Task description: Exact copy without images: repeat every entry as written.

Entries from a dataset of interfaces:
+--

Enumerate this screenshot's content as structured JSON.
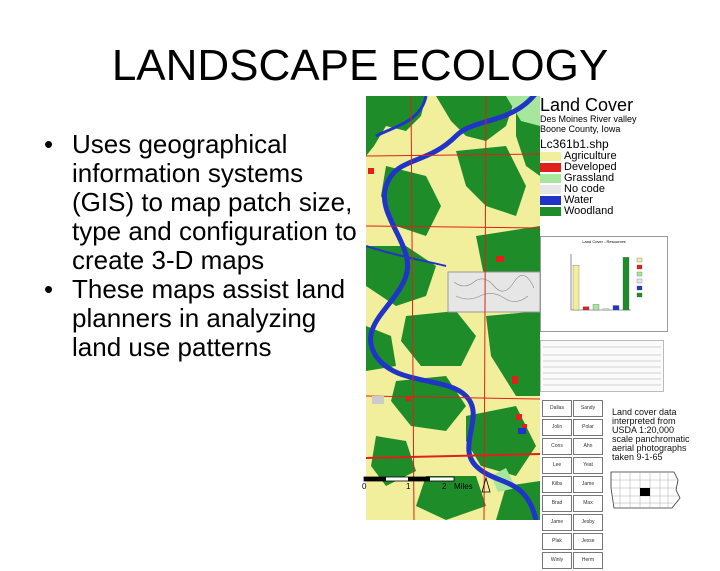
{
  "title": "LANDSCAPE ECOLOGY",
  "bullets": [
    "Uses geographical information systems (GIS) to map patch size, type and configuration to create 3-D maps",
    "These maps assist land planners in analyzing land use patterns"
  ],
  "legend": {
    "title": "Land Cover",
    "subtitle_line1": "Des Moines River valley",
    "subtitle_line2": "Boone County, Iowa",
    "shapefile": "Lc361b1.shp",
    "items": [
      {
        "label": "Agriculture",
        "color": "#f2ef9c"
      },
      {
        "label": "Developed",
        "color": "#e0201a"
      },
      {
        "label": "Grassland",
        "color": "#a7e79d"
      },
      {
        "label": "No code",
        "color": "#e6e6e6"
      },
      {
        "label": "Water",
        "color": "#2035c8"
      },
      {
        "label": "Woodland",
        "color": "#1f8c2a"
      }
    ]
  },
  "scale": {
    "zero": "0",
    "one": "1",
    "two": "2",
    "unit": "Miles"
  },
  "note_lines": [
    "Land cover data",
    "interpreted from",
    "USDA 1:20,000",
    "scale panchromatic",
    "aerial photographs",
    "taken 9-1-65"
  ],
  "counties": [
    "Dallas",
    "Sandy",
    "Jolin",
    "Polar",
    "Cons",
    "Ahn",
    "Lee",
    "Yeat",
    "Kilbs",
    "Jame",
    "Brad",
    "Max",
    "Jame",
    "Jesby",
    "Plak",
    "Jesse",
    "Winly",
    "Herm"
  ],
  "chart_data": {
    "type": "bar",
    "title": "Land Cover - Resources",
    "categories": [
      "Agriculture",
      "Developed",
      "Grassland",
      "No code",
      "Water",
      "Woodland"
    ],
    "values": [
      40,
      3,
      5,
      1,
      4,
      47
    ],
    "colors": [
      "#f2ef9c",
      "#e0201a",
      "#a7e79d",
      "#e6e6e6",
      "#2035c8",
      "#1f8c2a"
    ],
    "ylim": [
      0,
      50
    ]
  }
}
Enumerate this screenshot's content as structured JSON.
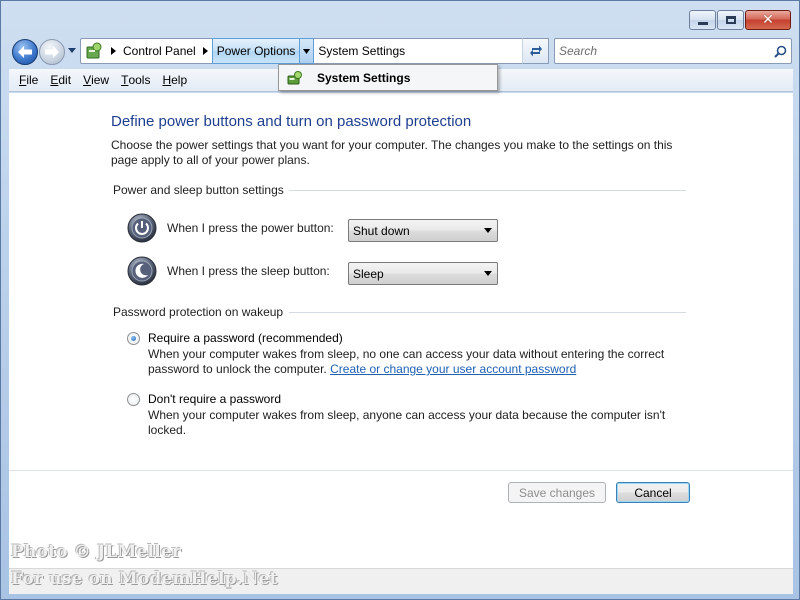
{
  "window": {
    "caption_buttons": {
      "minimize": "minimize",
      "maximize": "maximize",
      "close": "close"
    }
  },
  "nav": {
    "breadcrumbs": [
      "Control Panel",
      "Power Options",
      "System Settings"
    ],
    "search_placeholder": "Search"
  },
  "menu": {
    "items": [
      {
        "label": "File",
        "accel": "F"
      },
      {
        "label": "Edit",
        "accel": "E"
      },
      {
        "label": "View",
        "accel": "V"
      },
      {
        "label": "Tools",
        "accel": "T"
      },
      {
        "label": "Help",
        "accel": "H"
      }
    ]
  },
  "breadcrumb_popup": {
    "item": "System Settings"
  },
  "page": {
    "title": "Define power buttons and turn on password protection",
    "intro": "Choose the power settings that you want for your computer. The changes you make to the settings on this page apply to all of your power plans."
  },
  "power_section": {
    "heading": "Power and sleep button settings",
    "power_button": {
      "label": "When I press the power button:",
      "value": "Shut down"
    },
    "sleep_button": {
      "label": "When I press the sleep button:",
      "value": "Sleep"
    }
  },
  "password_section": {
    "heading": "Password protection on wakeup",
    "require": {
      "label": "Require a password (recommended)",
      "checked": true,
      "desc_prefix": "When your computer wakes from sleep, no one can access your data without entering the correct password to unlock the computer. ",
      "link": "Create or change your user account password"
    },
    "dont_require": {
      "label": "Don't require a password",
      "checked": false,
      "desc": "When your computer wakes from sleep, anyone can access your data because the computer isn't locked."
    }
  },
  "buttons": {
    "save": "Save changes",
    "cancel": "Cancel"
  },
  "watermark": {
    "line1": "Photo © JLMeller",
    "line2": "For use on ModemHelp.Net"
  },
  "colors": {
    "title": "#1e3f8f",
    "link": "#1f5fb4",
    "accent": "#3d78cc"
  }
}
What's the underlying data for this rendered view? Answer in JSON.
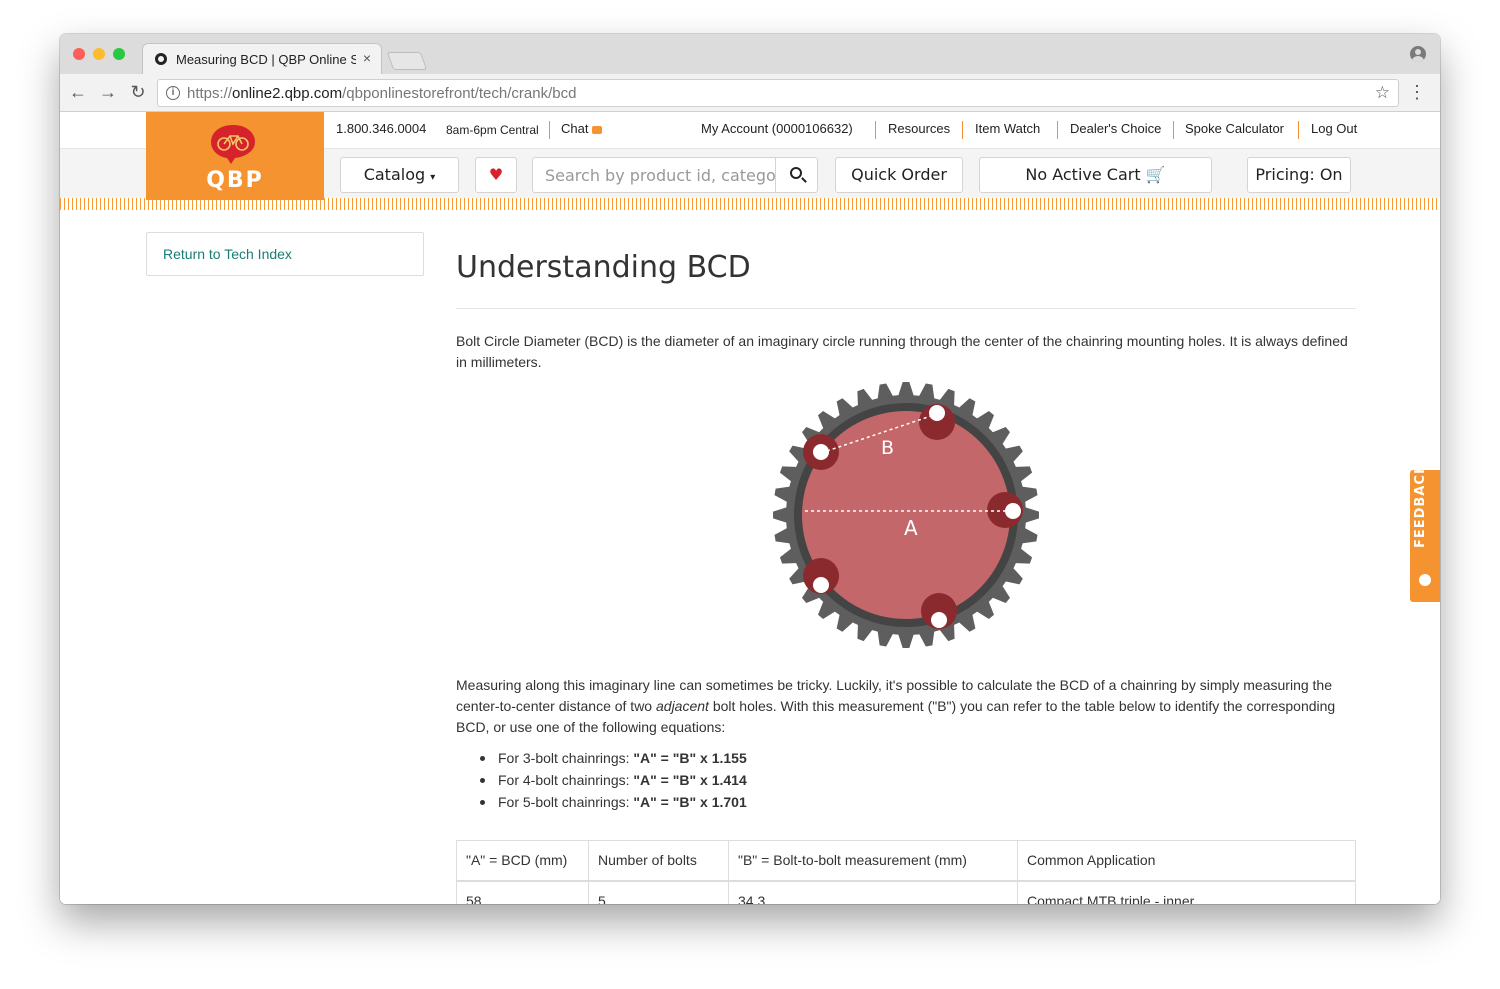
{
  "browser": {
    "tab_title": "Measuring BCD | QBP Online S",
    "tab_close": "×",
    "url_scheme": "https://",
    "url_host": "online2.qbp.com",
    "url_path": "/qbponlinestorefront/tech/crank/bcd"
  },
  "header": {
    "logo_text": "QBP",
    "phone": "1.800.346.0004",
    "hours": "8am-6pm Central",
    "chat": "Chat",
    "links": [
      "My Account (0000106632)",
      "Resources",
      "Item Watch",
      "Dealer's Choice",
      "Spoke Calculator",
      "Log Out"
    ]
  },
  "nav": {
    "catalog": "Catalog",
    "search_placeholder": "Search by product id, category, brand",
    "quick_order": "Quick Order",
    "cart": "No Active Cart",
    "pricing": "Pricing: On"
  },
  "sidebar": {
    "return_link": "Return to Tech Index"
  },
  "content": {
    "title": "Understanding BCD",
    "intro": "Bolt Circle Diameter (BCD) is the diameter of an imaginary circle running through the center of the chainring mounting holes. It is always defined in millimeters.",
    "diagram_labels": {
      "a": "A",
      "b": "B"
    },
    "p2_before": "Measuring along this imaginary line can sometimes be tricky. Luckily, it's possible to calculate the BCD of a chainring by simply measuring the center-to-center distance of two ",
    "p2_em": "adjacent",
    "p2_after": " bolt holes. With this measurement (\"B\") you can refer to the table below to identify the corresponding BCD, or use one of the following equations:",
    "bullets": [
      {
        "text": "For 3-bolt chainrings: ",
        "formula": "\"A\" = \"B\" x 1.155"
      },
      {
        "text": "For 4-bolt chainrings: ",
        "formula": "\"A\" = \"B\" x 1.414"
      },
      {
        "text": "For 5-bolt chainrings: ",
        "formula": "\"A\" = \"B\" x 1.701"
      }
    ],
    "table": {
      "headers": [
        "\"A\" = BCD (mm)",
        "Number of bolts",
        "\"B\" = Bolt-to-bolt measurement (mm)",
        "Common Application"
      ],
      "rows": [
        [
          "58",
          "5",
          "34.3",
          "Compact MTB triple - inner"
        ]
      ]
    }
  },
  "feedback": {
    "label": "FEEDBACK"
  },
  "colors": {
    "brand_orange": "#f4932f",
    "link_teal": "#1a7d74"
  }
}
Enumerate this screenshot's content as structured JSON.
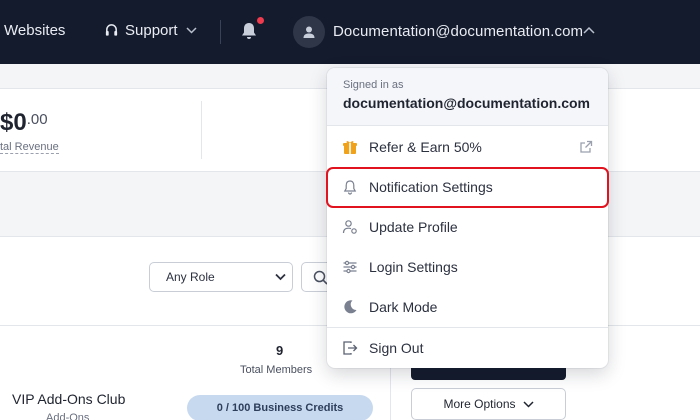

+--

The completed task:
Enumerate this screenshot's content as structured JSON.
{
  "title": "LANDSCAPE ECOLOGY",
  "bullets": [
    "Uses geographical information systems (GIS) to map patch size, type and configuration to create 3-D maps",
    "These maps assist land planners in analyzing land use patterns"
  ],
  "legend": {
    "title": "Land Cover",
    "subtitle_line1": "Des Moines River valley",
    "subtitle_line2": "Boone County, Iowa",
    "shapefile": "Lc361b1.shp",
    "items": [
      {
        "label": "Agriculture",
        "color": "#f2ef9c"
      },
      {
        "label": "Developed",
        "color": "#e0201a"
      },
      {
        "label": "Grassland",
        "color": "#a7e79d"
      },
      {
        "label": "No code",
        "color": "#e6e6e6"
      },
      {
        "label": "Water",
        "color": "#2035c8"
      },
      {
        "label": "Woodland",
        "color": "#1f8c2a"
      }
    ]
  },
  "scale": {
    "zero": "0",
    "one": "1",
    "two": "2",
    "unit": "Miles"
  },
  "note_lines": [
    "Land cover data",
    "interpreted from",
    "USDA 1:20,000",
    "scale panchromatic",
    "aerial photographs",
    "taken 9-1-65"
  ],
  "counties": [
    "Dallas",
    "Sandy",
    "Jolin",
    "Polar",
    "Cons",
    "Ahn",
    "Lee",
    "Yeat",
    "Kilbs",
    "Jame",
    "Brad",
    "Max",
    "Jame",
    "Jesby",
    "Plak",
    "Jesse",
    "Winly",
    "Herm"
  ],
  "chart_data": {
    "type": "bar",
    "title": "Land Cover - Resources",
    "categories": [
      "Agriculture",
      "Developed",
      "Grassland",
      "No code",
      "Water",
      "Woodland"
    ],
    "values": [
      40,
      3,
      5,
      1,
      4,
      47
    ],
    "colors": [
      "#f2ef9c",
      "#e0201a",
      "#a7e79d",
      "#e6e6e6",
      "#2035c8",
      "#1f8c2a"
    ],
    "ylim": [
      0,
      50
    ]
  }
}
Enumerate this screenshot's content as structured JSON.
{
  "window": {
    "caption_buttons": {
      "minimize": "minimize",
      "maximize": "maximize",
      "close": "close"
    }
  },
  "nav": {
    "breadcrumbs": [
      "Control Panel",
      "Power Options",
      "System Settings"
    ],
    "search_placeholder": "Search"
  },
  "menu": {
    "items": [
      {
        "label": "File",
        "accel": "F"
      },
      {
        "label": "Edit",
        "accel": "E"
      },
      {
        "label": "View",
        "accel": "V"
      },
      {
        "label": "Tools",
        "accel": "T"
      },
      {
        "label": "Help",
        "accel": "H"
      }
    ]
  },
  "breadcrumb_popup": {
    "item": "System Settings"
  },
  "page": {
    "title": "Define power buttons and turn on password protection",
    "intro": "Choose the power settings that you want for your computer. The changes you make to the settings on this page apply to all of your power plans."
  },
  "power_section": {
    "heading": "Power and sleep button settings",
    "power_button": {
      "label": "When I press the power button:",
      "value": "Shut down"
    },
    "sleep_button": {
      "label": "When I press the sleep button:",
      "value": "Sleep"
    }
  },
  "password_section": {
    "heading": "Password protection on wakeup",
    "require": {
      "label": "Require a password (recommended)",
      "checked": true,
      "desc_prefix": "When your computer wakes from sleep, no one can access your data without entering the correct password to unlock the computer. ",
      "link": "Create or change your user account password"
    },
    "dont_require": {
      "label": "Don't require a password",
      "checked": false,
      "desc": "When your computer wakes from sleep, anyone can access your data because the computer isn't locked."
    }
  },
  "buttons": {
    "save": "Save changes",
    "cancel": "Cancel"
  },
  "watermark": {
    "line1": "Photo © JLMeller",
    "line2": "For use on ModemHelp.Net"
  },
  "colors": {
    "title": "#1e3f8f",
    "link": "#1f5fb4",
    "accent": "#3d78cc"
  }
}
What's the underlying data for this rendered view? Answer in JSON.
{
  "browser": {
    "tab_title": "Measuring BCD | QBP Online S",
    "tab_close": "×",
    "url_scheme": "https://",
    "url_host": "online2.qbp.com",
    "url_path": "/qbponlinestorefront/tech/crank/bcd"
  },
  "header": {
    "logo_text": "QBP",
    "phone": "1.800.346.0004",
    "hours": "8am-6pm Central",
    "chat": "Chat",
    "links": [
      "My Account (0000106632)",
      "Resources",
      "Item Watch",
      "Dealer's Choice",
      "Spoke Calculator",
      "Log Out"
    ]
  },
  "nav": {
    "catalog": "Catalog",
    "search_placeholder": "Search by product id, category, brand",
    "quick_order": "Quick Order",
    "cart": "No Active Cart",
    "pricing": "Pricing: On"
  },
  "sidebar": {
    "return_link": "Return to Tech Index"
  },
  "content": {
    "title": "Understanding BCD",
    "intro": "Bolt Circle Diameter (BCD) is the diameter of an imaginary circle running through the center of the chainring mounting holes. It is always defined in millimeters.",
    "diagram_labels": {
      "a": "A",
      "b": "B"
    },
    "p2_before": "Measuring along this imaginary line can sometimes be tricky. Luckily, it's possible to calculate the BCD of a chainring by simply measuring the center-to-center distance of two ",
    "p2_em": "adjacent",
    "p2_after": " bolt holes. With this measurement (\"B\") you can refer to the table below to identify the corresponding BCD, or use one of the following equations:",
    "bullets": [
      {
        "text": "For 3-bolt chainrings: ",
        "formula": "\"A\" = \"B\" x 1.155"
      },
      {
        "text": "For 4-bolt chainrings: ",
        "formula": "\"A\" = \"B\" x 1.414"
      },
      {
        "text": "For 5-bolt chainrings: ",
        "formula": "\"A\" = \"B\" x 1.701"
      }
    ],
    "table": {
      "headers": [
        "\"A\" = BCD (mm)",
        "Number of bolts",
        "\"B\" = Bolt-to-bolt measurement (mm)",
        "Common Application"
      ],
      "rows": [
        [
          "58",
          "5",
          "34.3",
          "Compact MTB triple - inner"
        ]
      ]
    }
  },
  "feedback": {
    "label": "FEEDBACK"
  },
  "colors": {
    "brand_orange": "#f4932f",
    "link_teal": "#1a7d74"
  }
}
Enumerate this screenshot's content as structured JSON.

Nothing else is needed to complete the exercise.